24 Hour Plays in Minneapolis
6 Plays, 29 Actors, 24 Hours
“What you’re about to experience didn’t exist 24 hours ago…” Directed by Minnesota-native Mark Armstrong, The 24 Hour Plays is a festival put on around the world to create time-limited theatre. Hennepin Theatre Trust and the University of Minnesota-Duluth came together to make it happen in Minneapolis. Writers, actors, directors, and stage managers showed up at 10:00pm on Sunday night to commence. Each actor brought a different prop and costume to give the writers inspiration. The six writers then stayed up all night to each write a 10-minute show. The actors returned on Monday morning to find out which show they were cast in, and began rehearsing all day. It all smoothly came together on Monday night at 8:00pm, concluding the 24-hour time period. Here are each of the shows:
Written by Julia Jordan, this short play was extremely eloquent. It was about an awkward man who cannot get anyone to dance with him as he watches a couple waltzing on the street. He complains to a crotchety old man who eventually is forced to ask him to dance. It was both comedic and dramatic, and everyone could relate with one of the four characters.
This may have been the best of the six plays. It featured Tony Vierling, Ryan McCartan, Kim Kivens, Rachel Williams, and Reese Britts. This power-house cast, along with the brilliant writing from Harrison David Rivers, created a short, dramatic tale of a dad and husband who has been having affairs with men.
Nobody understood this one. Unfortunately, talented people like Timothy Busfield, Sally Wingert, and Peter Rothstein did not come together with the right chemistry, and it was evident on stage. The plot was confusing, especially when they broke the fourth wall. Sally Wingert played a house-owner being robbed, but it ended up being a production within a production? It was confusing.
John Lynn and Christina Ham created a powerful story of a military family in 24 hours. Sometimes it seems more simple to go for a comedic play, given these circumstances, but it is nice to see effort put into an emotional story. It is difficult to be accurate with touchy subjects, but Michelle Barber, Devin Kelley, Michael Brindisi, Nicholas Freeman, and Ricardo Vazquez brought it to life.
Unfortunately, Tyler Michaels was not put into a great role. He played an overdramatic, young, hungry artist in a small art museum. Melissa Gilbert, former Little House on the Prairie star, saved the day as the tour guide of the art museum, torn between love and money.
The Family Blank
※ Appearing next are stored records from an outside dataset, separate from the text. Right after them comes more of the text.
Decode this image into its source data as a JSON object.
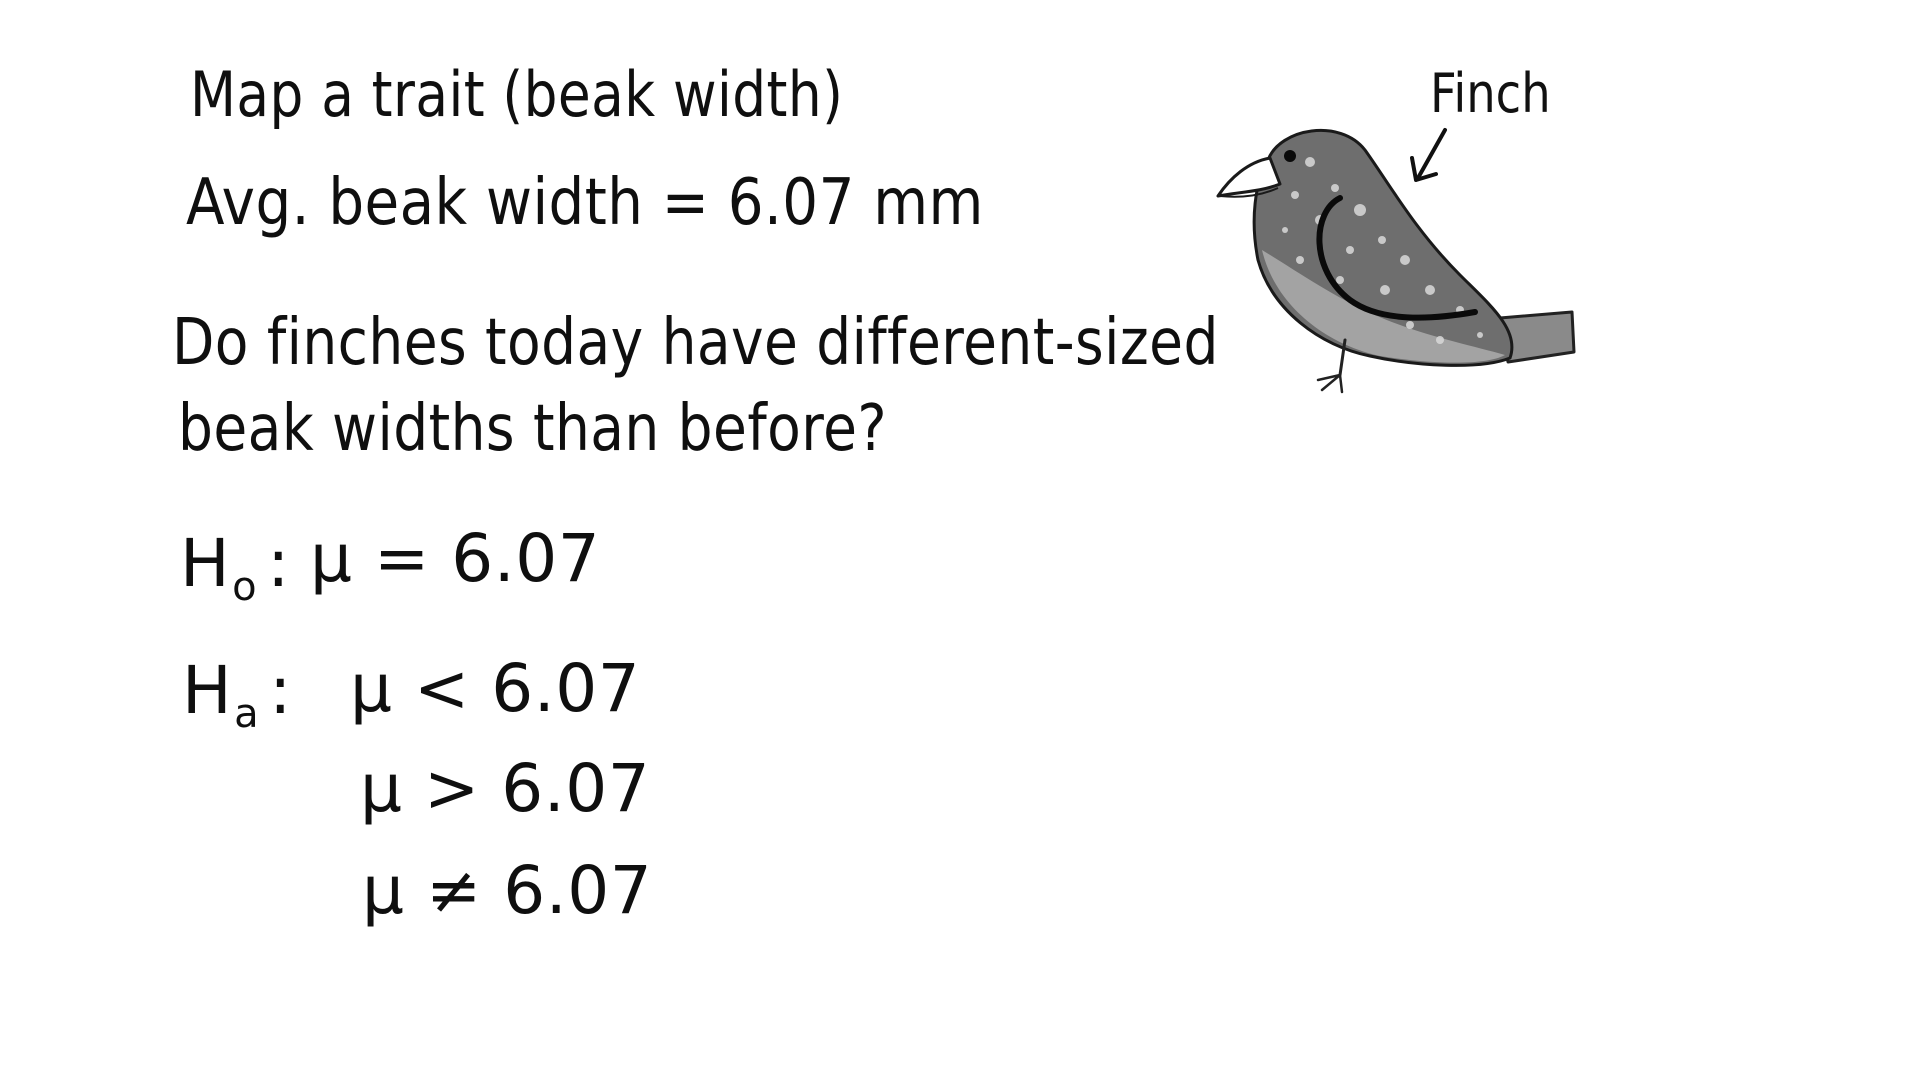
{
  "title": "Map a trait (beak width)",
  "avg_line": "Avg. beak width = 6.07 mm",
  "question": {
    "line1": "Do finches today have different-sized",
    "line2": "beak widths than before?"
  },
  "null_hypothesis": {
    "symbol": "H",
    "subscript": "o",
    "colon": ":",
    "expression": "μ = 6.07"
  },
  "alternative_hypothesis": {
    "symbol": "H",
    "subscript": "a",
    "colon": ":",
    "options": [
      "μ < 6.07",
      "μ > 6.07",
      "μ ≠ 6.07"
    ]
  },
  "illustration": {
    "label": "Finch",
    "icon": "finch-bird-icon"
  }
}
This confusing show was sort of a mixture of Gypsy and Cabaret. However, it ended with the “Blank” family of five being assassinated while on stage. The audience was unsure of whether this was comedic or not, creating an awkward feeling to close out the show.
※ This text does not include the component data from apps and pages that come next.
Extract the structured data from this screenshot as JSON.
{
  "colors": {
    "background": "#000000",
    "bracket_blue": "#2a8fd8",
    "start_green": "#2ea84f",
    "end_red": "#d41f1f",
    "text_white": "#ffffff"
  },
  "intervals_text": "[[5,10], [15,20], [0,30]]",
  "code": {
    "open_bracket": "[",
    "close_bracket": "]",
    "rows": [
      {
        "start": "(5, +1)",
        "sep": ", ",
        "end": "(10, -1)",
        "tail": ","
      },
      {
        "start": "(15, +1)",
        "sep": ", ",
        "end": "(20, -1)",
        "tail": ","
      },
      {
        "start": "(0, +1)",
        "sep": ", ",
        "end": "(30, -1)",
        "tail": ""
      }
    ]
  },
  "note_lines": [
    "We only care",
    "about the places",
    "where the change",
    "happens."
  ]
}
David Darrow carried the show with his guitar-playing and singing. He provided accompaniment for each play, along with musical interludes to open and close the show. He was fantastic in gluing the show together in such a short amount of time, with the help of other Minnesota musical guests.